People

Subscribe

Stay Connected

Subscribe

Advertise With Us

Learn More

Skip to content

Archive

Quilt Trip

Posted on

On a scorchingly hot August afternoon, seven women gather in a Florence, Ala., house sipping iced tea and munching brownies before picking up their sewing needles. “Love your thread,” Natalie Chanin reminds them, “and remember to make stitches so big you can get your toe in.”

An old-fashioned quilting bee? Hardly. The handmade T-shirts, skirts and pants being pieced together here will end up in stylish stores, including Barneys New York and Maxfields in Los Angeles, and hug the bodies of stars like Cindy Crawford and Woody Harrelson. In fact, only two years after Chanin, 41, founded Project Alabama, her quilting-inspired clothing line, sales are set to top $1 million—and she’s putting in 15-hour days to keep up with the demand. “Do I ever feel like I am in over my head?” she says. “Yes, just about every moment!”

Her clothes, on the other hand, brim with confidence. The body-hugging tees, made from brightly colored cotton overlaid with embroidered cutouts, “are curvy and sexy without being trashy,” says Candace Mohr, a buyer for Manhattan’s Amy Chan boutique. But what really makes Project Alabama styles—which range from $200 for a simple tee to more than $2,000 for a coat—unique is that they are handsewn by local women, using recycled fabric from local thrift shops.

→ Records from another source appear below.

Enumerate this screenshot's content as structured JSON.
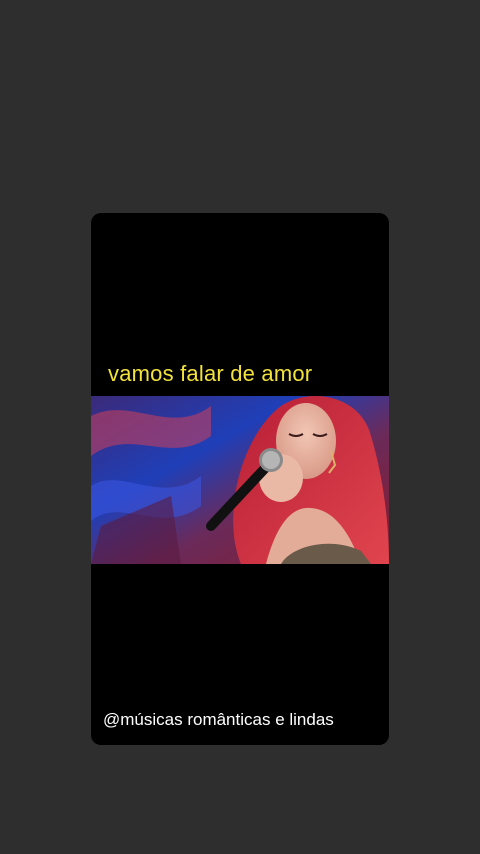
{
  "story": {
    "caption": "vamos falar de amor",
    "watermark": "@músicas românticas e lindas",
    "caption_color": "#f2e23a",
    "watermark_color": "#ffffff",
    "background_color": "#2f2e2e",
    "card_color": "#000000"
  },
  "video": {
    "subject": "singer-with-microphone",
    "hair_color": "#c8283a",
    "background_accent": "#2a3fbf"
  }
}
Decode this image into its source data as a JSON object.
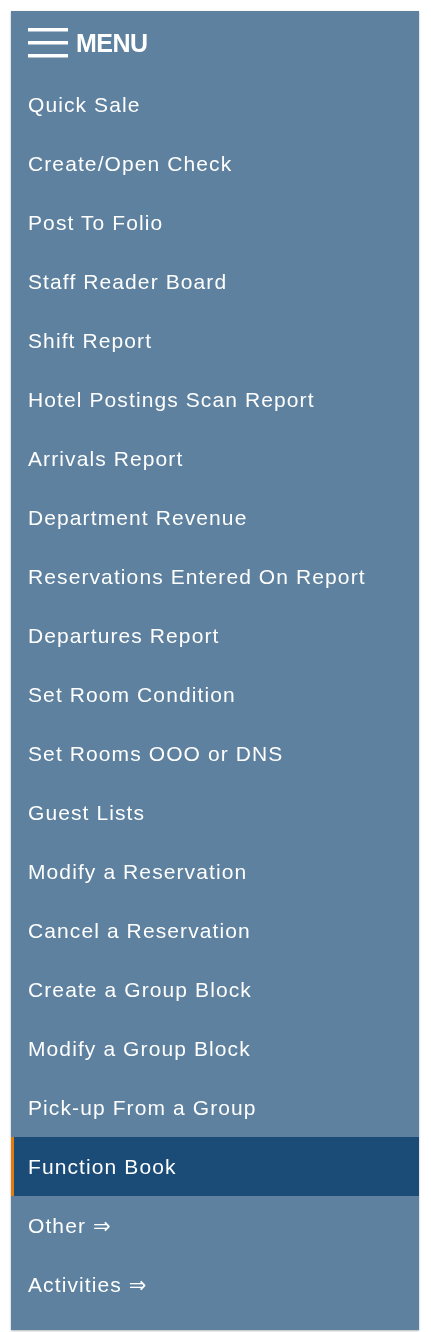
{
  "menu": {
    "title": "MENU",
    "items": [
      {
        "label": "Quick Sale",
        "selected": false
      },
      {
        "label": "Create/Open Check",
        "selected": false
      },
      {
        "label": "Post To Folio",
        "selected": false
      },
      {
        "label": "Staff Reader Board",
        "selected": false
      },
      {
        "label": "Shift Report",
        "selected": false
      },
      {
        "label": "Hotel Postings Scan Report",
        "selected": false
      },
      {
        "label": "Arrivals Report",
        "selected": false
      },
      {
        "label": "Department Revenue",
        "selected": false
      },
      {
        "label": "Reservations Entered On Report",
        "selected": false
      },
      {
        "label": "Departures Report",
        "selected": false
      },
      {
        "label": "Set Room Condition",
        "selected": false
      },
      {
        "label": "Set Rooms OOO or DNS",
        "selected": false
      },
      {
        "label": "Guest Lists",
        "selected": false
      },
      {
        "label": "Modify a Reservation",
        "selected": false
      },
      {
        "label": "Cancel a Reservation",
        "selected": false
      },
      {
        "label": "Create a Group Block",
        "selected": false
      },
      {
        "label": "Modify a Group Block",
        "selected": false
      },
      {
        "label": "Pick-up From a Group",
        "selected": false
      },
      {
        "label": "Function Book",
        "selected": true
      },
      {
        "label": "Other ⇒",
        "selected": false
      },
      {
        "label": "Activities ⇒",
        "selected": false
      }
    ]
  }
}
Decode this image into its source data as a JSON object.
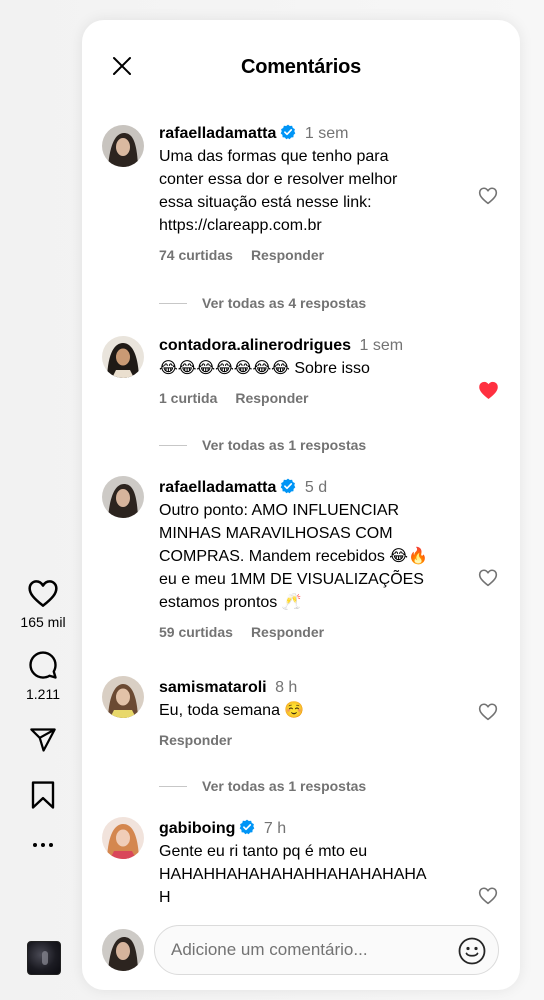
{
  "rail": {
    "like_count": "165 mil",
    "comment_count": "1.211"
  },
  "panel": {
    "title": "Comentários"
  },
  "comments": [
    {
      "username": "rafaelladamatta",
      "verified": true,
      "time": "1 sem",
      "lines": [
        "Uma das formas que tenho para",
        "conter essa dor e resolver melhor",
        "essa situação está nesse link:",
        "https://clareapp.com.br"
      ],
      "likes": "74 curtidas",
      "reply_label": "Responder",
      "liked": false,
      "replies_label": "Ver todas as 4 respostas"
    },
    {
      "username": "contadora.alinerodrigues",
      "verified": false,
      "time": "1 sem",
      "lines": [
        "😂😂😂😂😂😂😂 Sobre isso"
      ],
      "likes": "1 curtida",
      "reply_label": "Responder",
      "liked": true,
      "replies_label": "Ver todas as 1 respostas"
    },
    {
      "username": "rafaelladamatta",
      "verified": true,
      "time": "5 d",
      "lines": [
        "Outro ponto: AMO INFLUENCIAR",
        "MINHAS MARAVILHOSAS COM",
        "COMPRAS. Mandem recebidos 😂🔥",
        "eu e meu 1MM DE VISUALIZAÇÕES",
        "estamos prontos 🥂"
      ],
      "likes": "59 curtidas",
      "reply_label": "Responder",
      "liked": false,
      "replies_label": ""
    },
    {
      "username": "samismataroli",
      "verified": false,
      "time": "8 h",
      "lines": [
        "Eu, toda semana ☺️"
      ],
      "likes": "",
      "reply_label": "Responder",
      "liked": false,
      "replies_label": "Ver todas as 1 respostas"
    },
    {
      "username": "gabiboing",
      "verified": true,
      "time": "7 h",
      "lines": [
        "Gente eu ri tanto pq é mto eu",
        "HAHAHHAHAHAHAHHAHAHAHAHA",
        "H"
      ],
      "likes": "",
      "reply_label": "",
      "liked": false,
      "replies_label": ""
    }
  ],
  "composer": {
    "placeholder": "Adicione um comentário..."
  },
  "colors": {
    "verified_blue": "#0095f6",
    "like_red": "#ff3040",
    "muted_text": "#737373"
  },
  "icons": {
    "close": "close-icon",
    "heart": "heart-icon",
    "comment": "comment-icon",
    "share": "paper-plane-icon",
    "save": "bookmark-icon",
    "more": "more-icon",
    "emoji": "smiley-icon"
  }
}
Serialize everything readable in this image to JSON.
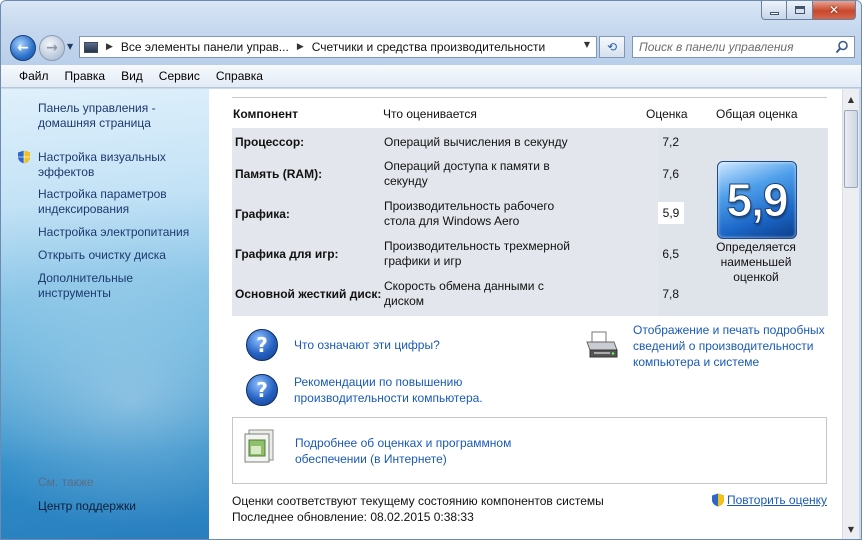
{
  "nav": {
    "back_icon": "arrow-left-icon",
    "forward_icon": "arrow-right-icon"
  },
  "address": {
    "segments": [
      "Все элементы панели управ...",
      "Счетчики и средства производительности"
    ]
  },
  "search": {
    "placeholder": "Поиск в панели управления"
  },
  "menu": [
    "Файл",
    "Правка",
    "Вид",
    "Сервис",
    "Справка"
  ],
  "sidebar": {
    "links": [
      "Панель управления - домашняя страница",
      "Настройка визуальных эффектов",
      "Настройка параметров индексирования",
      "Настройка электропитания",
      "Открыть очистку диска",
      "Дополнительные инструменты"
    ],
    "see_also_title": "См. также",
    "see_also": [
      "Центр поддержки"
    ]
  },
  "table": {
    "headers": {
      "component": "Компонент",
      "what": "Что оценивается",
      "score": "Оценка",
      "base": "Общая оценка"
    },
    "rows": [
      {
        "component": "Процессор:",
        "what": "Операций вычисления в секунду",
        "score": "7,2"
      },
      {
        "component": "Память (RAM):",
        "what": "Операций доступа к памяти в секунду",
        "score": "7,6"
      },
      {
        "component": "Графика:",
        "what": "Производительность рабочего стола для Windows Aero",
        "score": "5,9"
      },
      {
        "component": "Графика для игр:",
        "what": "Производительность трехмерной графики и игр",
        "score": "6,5"
      },
      {
        "component": "Основной жесткий диск:",
        "what": "Скорость обмена данными с диском",
        "score": "7,8"
      }
    ],
    "base_score": "5,9",
    "base_caption": "Определяется наименьшей оценкой"
  },
  "links": {
    "what_numbers": "Что означают эти цифры?",
    "tips": "Рекомендации по повышению производительности компьютера.",
    "print": "Отображение и печать подробных сведений о производительности компьютера и системе",
    "online": "Подробнее об оценках и программном обеспечении (в Интернете)"
  },
  "footer": {
    "status": "Оценки соответствуют текущему состоянию компонентов системы",
    "last_update": "Последнее обновление: 08.02.2015 0:38:33",
    "repeat": "Повторить оценку"
  }
}
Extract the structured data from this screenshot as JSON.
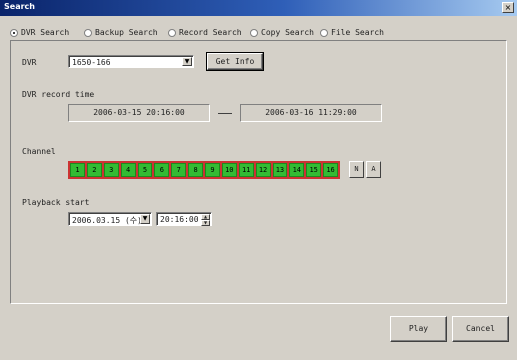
{
  "window": {
    "title": "Search",
    "close_glyph": "×"
  },
  "modes": [
    {
      "label": "DVR Search",
      "checked": true
    },
    {
      "label": "Backup Search",
      "checked": false
    },
    {
      "label": "Record Search",
      "checked": false
    },
    {
      "label": "Copy Search",
      "checked": false
    },
    {
      "label": "File Search",
      "checked": false
    }
  ],
  "dvr": {
    "label": "DVR",
    "selected": "1650-166",
    "get_info_label": "Get Info"
  },
  "record_time": {
    "label": "DVR record time",
    "start": "2006-03-15 20:16:00",
    "end": "2006-03-16 11:29:00"
  },
  "channel": {
    "label": "Channel",
    "channels": [
      "1",
      "2",
      "3",
      "4",
      "5",
      "6",
      "7",
      "8",
      "9",
      "10",
      "11",
      "12",
      "13",
      "14",
      "15",
      "16"
    ],
    "none_label": "N",
    "all_label": "A"
  },
  "playback": {
    "label": "Playback start",
    "date": "2006.03.15 (수)",
    "time": "20:16:00"
  },
  "footer": {
    "play_label": "Play",
    "cancel_label": "Cancel"
  },
  "colors": {
    "channel_on": "#33bb33",
    "channel_strip": "#cc3333",
    "title_bar": "#0a246a"
  }
}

Reinvigorating the quilting tradition was a goal for Chanin, who saw the textile industry around Florence, her hometown, lose thousands of jobs after the 1993 passage of NAFTA. Her 100 stitchers, who include teens and septuagenarians, work when and where they please and can earn up to $10 an hour.

“It has been wonderful to be able to stay home with my 8-year-old son,” says Tanis Riley, 38, who quit her daycare job to work for Chanin. Adds April Morgan, 29, a mother of two: “Before, I was debating whether to babysit or clean houses. Now I’m making clothing worn all over the world.”

The only child of Billy Smith, 60, a contractor, and Myra Brown, 60, a retired computer programmer, Chanin displayed a creative flair early on—”I would come down to lunch in a ball gown and tiara,” she says—but claims she nearly “flunked home economics” in high school. Briefly married after her graduation (the union produced a son, Zachariah, now 20 and traveling around the U.S.), Chanin enrolled at North Carolina State University to study environmental design and textiles, later working as a film stylist in Vienna and New York City.

In 2000 Chanin made her first shirt (by stitching and appliquéing a tee in her closet) when she “needed something to wear to a party,” she says. Delighted with the result, she crafted others for herself, and before long, “I realized the inspiration came from quilts,” she says. With the help of friend Enrico Marone-Cinzano, 39, an entrepreneur, she drafted a business plan for a clothing company and then headed back to Florence to film a documentary, Stitch, about area quilters from the Depression. As the women shared their musings on how scraps of fabric could recall a favorite dress or brand of flour, Chanin determined that her clothing “had to be done by hand,” she says.

Today the single Chanin commutes between Florence and Manhattan. She plans to expand her business, adding evening wear and handbags—even though it means stepping up her hectic pace. “Do I miss my old life? Not for a second,” she says. “I have the peace of being here, and I have New York City. I have a lovely, lovely life.”

Galina Espinoza

Nancy Wilstach in Florence and Marisa Wong in New York City